The following resources may be helpful to you in facilitating access for students:
Inclusive Course Design:
UDL On Campus is a collection of resources developed by CAST geared towards multiple stakeholders within postsecondary institutions, including instructional designers, faculty, policy makers, and administrators. The purpose of the site is to offer an understanding of Universal Design for Learning (UDL) in higher education and contains four sections: 1) UDL in Higher Education, 2) Course Design, 3) Media and Materials, and 4) Accessibility and Policy. Each section provides resources about addressing learner variability at the postsecondary level in an effort to improve learning opportunities, retention, and outcomes.
Advice for implementing strategies based on Universal Design for Learning (UDL) as well as links to practical resources (ex: how to create an accessible document and PowerPoint).
The Center for Universal Design in Education (CUDE) develops and collects resources to help educators apply universal design to all aspects of the educational experience.
Refocus is an initiative designed to examine the role a college disability services office can play in challenging stereotypes about disability and creating truly equitable environments on campus. This Faculty Development section may be particularly helpful for ideas on inclusive course design and working with students.
Rights and Responsibilities:
A tip sheet designed by the Northeast Technical Assistance Center (NETC) at Rochester Institute for Technology that outlines legal parameters and faculty role in providing reasonable accommodations.
A 17-minute video produced by Pace University that provides insight on what it means to be a college student on the Autism spectrum and strategies instructors can implement to create a more inclusive environment.
Open source font, which may help to increase readability for some people who have Dyslexia. Available to download at no cost for MAC, Windows, IOS, and Android.
A sampling of programs and apps that may be helpful for students with disabilities, as well as all learners, to be aware of.

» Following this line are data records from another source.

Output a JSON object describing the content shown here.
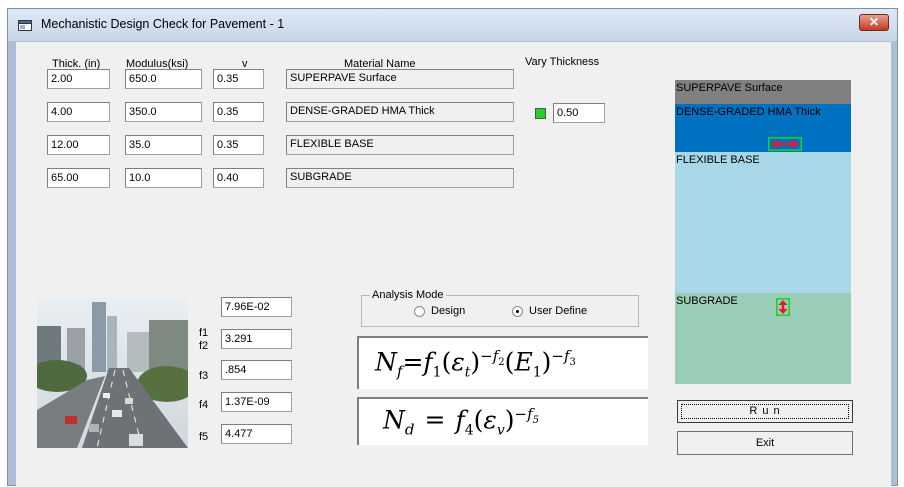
{
  "window": {
    "title": "Mechanistic Design Check for Pavement - 1",
    "close_glyph": "✕"
  },
  "headers": {
    "thick": "Thick. (in)",
    "modulus": "Modulus(ksi)",
    "nu": "v",
    "material": "Material Name",
    "vary": "Vary Thickness"
  },
  "layers": [
    {
      "thick": "2.00",
      "modulus": "650.0",
      "nu": "0.35",
      "name": "SUPERPAVE Surface"
    },
    {
      "thick": "4.00",
      "modulus": "350.0",
      "nu": "0.35",
      "name": "DENSE-GRADED HMA Thick"
    },
    {
      "thick": "12.00",
      "modulus": "35.0",
      "nu": "0.35",
      "name": "FLEXIBLE BASE"
    },
    {
      "thick": "65.00",
      "modulus": "10.0",
      "nu": "0.40",
      "name": "SUBGRADE"
    }
  ],
  "vary_thickness": {
    "value": "0.50",
    "indicator_color": "#22d022"
  },
  "factors": [
    {
      "label": "f1",
      "value": "7.96E-02"
    },
    {
      "label": "f2",
      "value": "3.291"
    },
    {
      "label": "f3",
      "value": ".854"
    },
    {
      "label": "f4",
      "value": "1.37E-09"
    },
    {
      "label": "f5",
      "value": "4.477"
    }
  ],
  "analysis_mode": {
    "title": "Analysis Mode",
    "options": [
      "Design",
      "User Define"
    ],
    "selected": "User Define"
  },
  "formulas": {
    "fatigue": {
      "N": "N",
      "sub": "f",
      "eq": "=",
      "f1": "f",
      "f1sub": "1",
      "eps": "ε",
      "epssub": "t",
      "exp1": "−f",
      "exp1sub": "2",
      "E": "E",
      "Esub": "1",
      "exp2": "−f",
      "exp2sub": "3"
    },
    "rutting": {
      "N": "N",
      "sub": "d",
      "eq": "=",
      "f": "f",
      "fsub": "4",
      "eps": "ε",
      "epssub": "v",
      "exp": "−f",
      "expsub": "5"
    }
  },
  "profile": {
    "layers": [
      {
        "label": "SUPERPAVE Surface",
        "color": "#808080"
      },
      {
        "label": "DENSE-GRADED HMA Thick",
        "color": "#0070c0"
      },
      {
        "label": "FLEXIBLE BASE",
        "color": "#a8d8e8"
      },
      {
        "label": "SUBGRADE",
        "color": "#99cdb7"
      }
    ],
    "marker_color": "#e8192c",
    "marker_border": "#22d022"
  },
  "buttons": {
    "run": "R u n",
    "exit": "Exit"
  }
}
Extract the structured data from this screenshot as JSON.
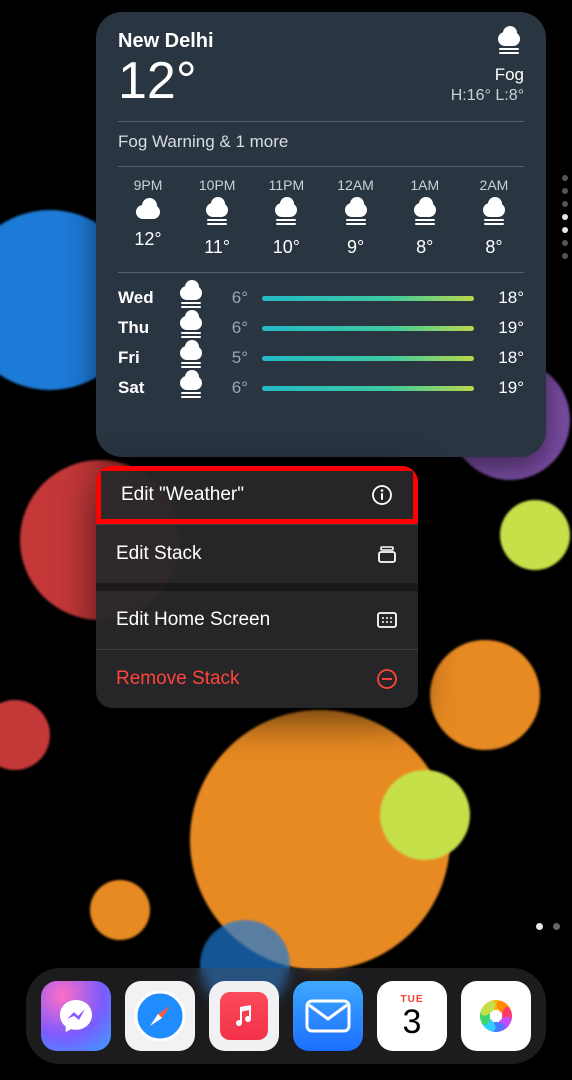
{
  "weather": {
    "location": "New Delhi",
    "temp": "12°",
    "condition": "Fog",
    "high_low": "H:16° L:8°",
    "alert": "Fog Warning & 1 more",
    "hourly": [
      {
        "time": "9PM",
        "icon": "cloud",
        "temp": "12°"
      },
      {
        "time": "10PM",
        "icon": "fog",
        "temp": "11°"
      },
      {
        "time": "11PM",
        "icon": "fog",
        "temp": "10°"
      },
      {
        "time": "12AM",
        "icon": "fog",
        "temp": "9°"
      },
      {
        "time": "1AM",
        "icon": "fog",
        "temp": "8°"
      },
      {
        "time": "2AM",
        "icon": "fog",
        "temp": "8°"
      }
    ],
    "daily": [
      {
        "day": "Wed",
        "icon": "fog",
        "lo": "6°",
        "hi": "18°"
      },
      {
        "day": "Thu",
        "icon": "fog",
        "lo": "6°",
        "hi": "19°"
      },
      {
        "day": "Fri",
        "icon": "fog",
        "lo": "5°",
        "hi": "18°"
      },
      {
        "day": "Sat",
        "icon": "fog",
        "lo": "6°",
        "hi": "19°"
      }
    ]
  },
  "menu": {
    "edit_weather": "Edit \"Weather\"",
    "edit_stack": "Edit Stack",
    "edit_home": "Edit Home Screen",
    "remove": "Remove Stack"
  },
  "calendar": {
    "weekday": "TUE",
    "day": "3"
  }
}
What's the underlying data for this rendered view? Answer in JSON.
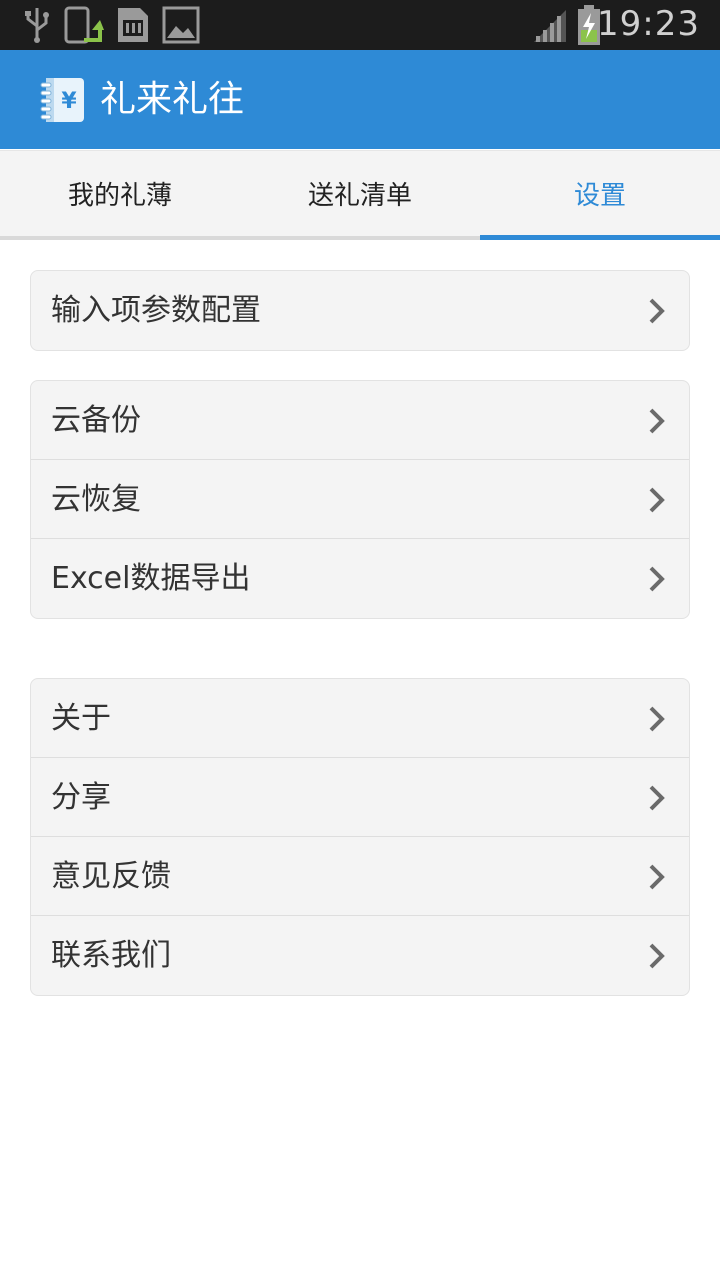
{
  "status_bar": {
    "time": "19:23",
    "icons": [
      "usb-icon",
      "phone-upload-icon",
      "sd-card-icon",
      "image-icon",
      "signal-icon",
      "battery-charging-icon"
    ]
  },
  "app_bar": {
    "title": "礼来礼往",
    "logo_icon": "notebook-yen-icon",
    "brand_color": "#2e8ad6"
  },
  "tabs": [
    {
      "label": "我的礼薄",
      "active": false
    },
    {
      "label": "送礼清单",
      "active": false
    },
    {
      "label": "设置",
      "active": true
    }
  ],
  "settings": {
    "group1": [
      {
        "label": "输入项参数配置"
      }
    ],
    "group2": [
      {
        "label": "云备份"
      },
      {
        "label": "云恢复"
      },
      {
        "label": "Excel数据导出"
      }
    ],
    "group3": [
      {
        "label": "关于"
      },
      {
        "label": "分享"
      },
      {
        "label": "意见反馈"
      },
      {
        "label": "联系我们"
      }
    ],
    "chevron_icon": "chevron-right-icon"
  }
}
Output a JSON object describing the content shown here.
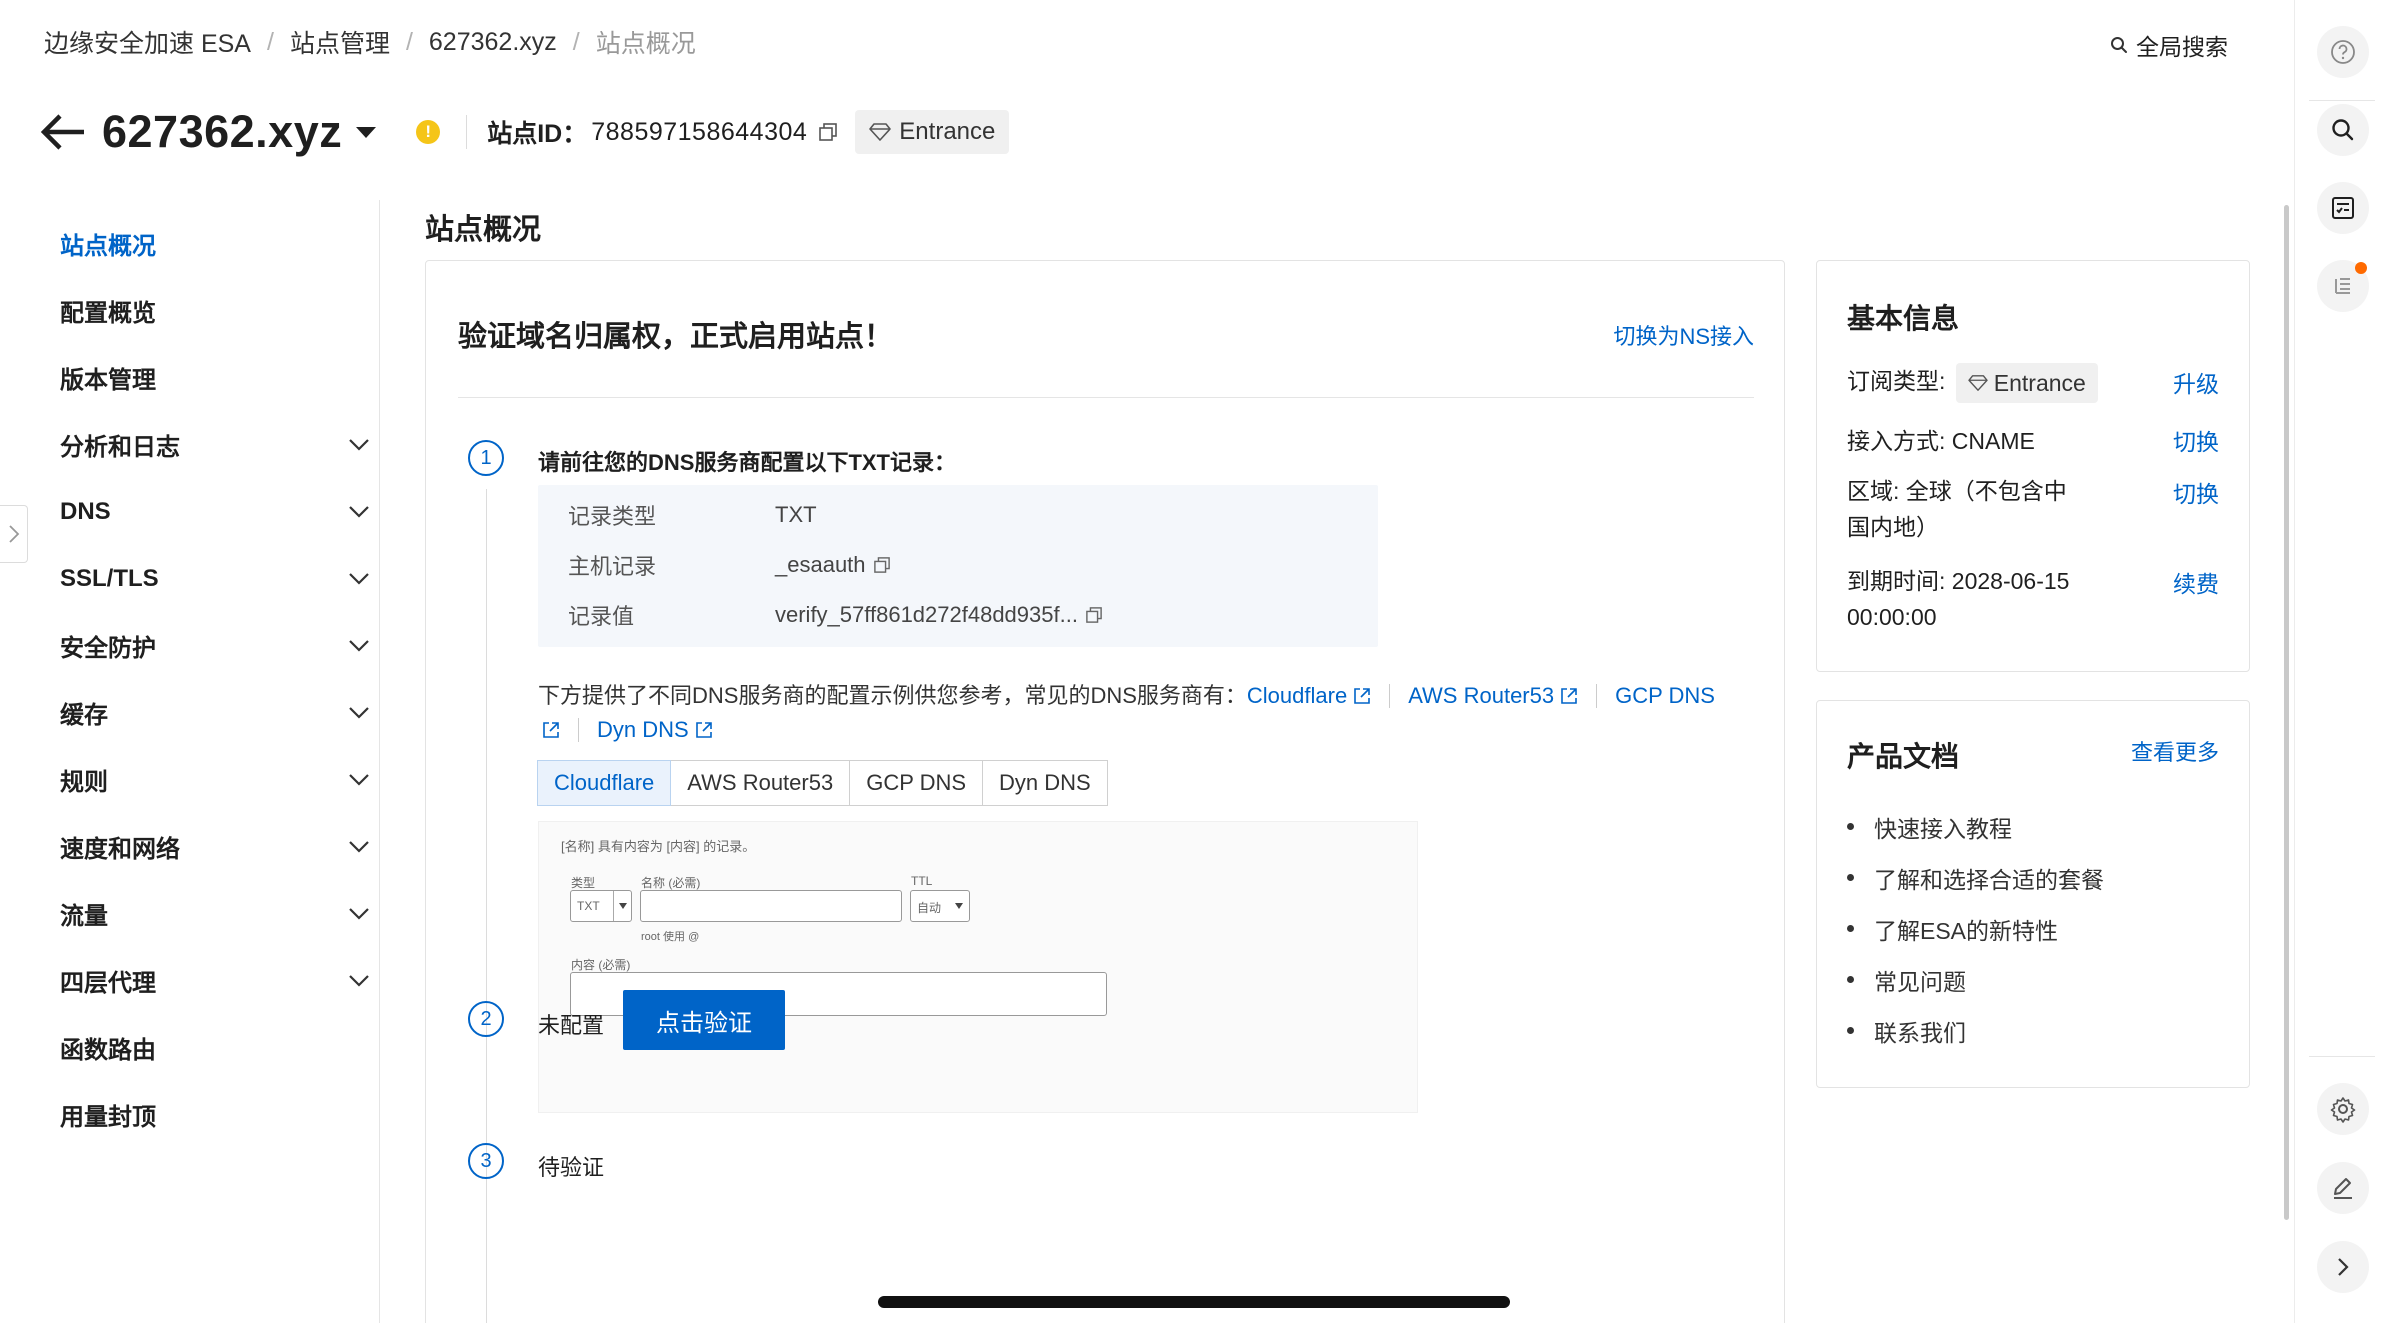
{
  "breadcrumb": [
    "边缘安全加速 ESA",
    "站点管理",
    "627362.xyz",
    "站点概况"
  ],
  "global_search_label": "全局搜索",
  "site": {
    "name": "627362.xyz",
    "warning_symbol": "!",
    "id_label": "站点ID：",
    "id_value": "788597158644304",
    "plan": "Entrance"
  },
  "nav": [
    {
      "label": "站点概况",
      "active": true,
      "expandable": false
    },
    {
      "label": "配置概览",
      "expandable": false
    },
    {
      "label": "版本管理",
      "expandable": false
    },
    {
      "label": "分析和日志",
      "expandable": true
    },
    {
      "label": "DNS",
      "expandable": true
    },
    {
      "label": "SSL/TLS",
      "expandable": true
    },
    {
      "label": "安全防护",
      "expandable": true
    },
    {
      "label": "缓存",
      "expandable": true
    },
    {
      "label": "规则",
      "expandable": true
    },
    {
      "label": "速度和网络",
      "expandable": true
    },
    {
      "label": "流量",
      "expandable": true
    },
    {
      "label": "四层代理",
      "expandable": true
    },
    {
      "label": "函数路由",
      "expandable": false
    },
    {
      "label": "用量封顶",
      "expandable": false
    }
  ],
  "main": {
    "heading": "站点概况",
    "card_title": "验证域名归属权，正式启用站点！",
    "switch_link": "切换为NS接入",
    "steps": [
      {
        "number": "1",
        "text": "请前往您的DNS服务商配置以下TXT记录："
      },
      {
        "number": "2",
        "text": "未配置",
        "button": "点击验证"
      },
      {
        "number": "3",
        "text": "待验证"
      }
    ],
    "records": [
      {
        "key": "记录类型",
        "value": "TXT",
        "copy": false
      },
      {
        "key": "主机记录",
        "value": "_esaauth",
        "copy": true
      },
      {
        "key": "记录值",
        "value": "verify_57ff861d272f48dd935f...",
        "copy": true
      }
    ],
    "provider_intro": "下方提供了不同DNS服务商的配置示例供您参考，常见的DNS服务商有：",
    "providers": [
      "Cloudflare",
      "AWS Router53",
      "GCP DNS",
      "Dyn DNS"
    ],
    "tabs": [
      "Cloudflare",
      "AWS Router53",
      "GCP DNS",
      "Dyn DNS"
    ],
    "active_tab": "Cloudflare",
    "example": {
      "caption": "[名称] 具有内容为 [内容] 的记录。",
      "type_label": "类型",
      "type_value": "TXT",
      "name_label": "名称 (必需)",
      "name_hint": "root 使用 @",
      "ttl_label": "TTL",
      "ttl_value": "自动",
      "content_label": "内容 (必需)"
    }
  },
  "basic_info": {
    "title": "基本信息",
    "subscription_label": "订阅类型:",
    "subscription_value": "Entrance",
    "upgrade": "升级",
    "access": "接入方式: CNAME",
    "access_action": "切换",
    "region": "区域: 全球（不包含中国内地）",
    "region_action": "切换",
    "expire": "到期时间: 2028-06-15 00:00:00",
    "expire_action": "续费"
  },
  "docs": {
    "title": "产品文档",
    "more": "查看更多",
    "items": [
      "快速接入教程",
      "了解和选择合适的套餐",
      "了解ESA的新特性",
      "常见问题",
      "联系我们"
    ]
  },
  "colors": {
    "accent": "#0064c8",
    "warning": "#f5c518",
    "notify": "#ff6a00"
  },
  "rail_icons": [
    "help-icon",
    "search-icon",
    "checklist-icon",
    "notes-icon",
    "settings-icon",
    "edit-icon",
    "chevron-right-icon"
  ]
}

This is a guide for students but may also be helpful for faculty in navigating conversations around implementation of accommodations and disability.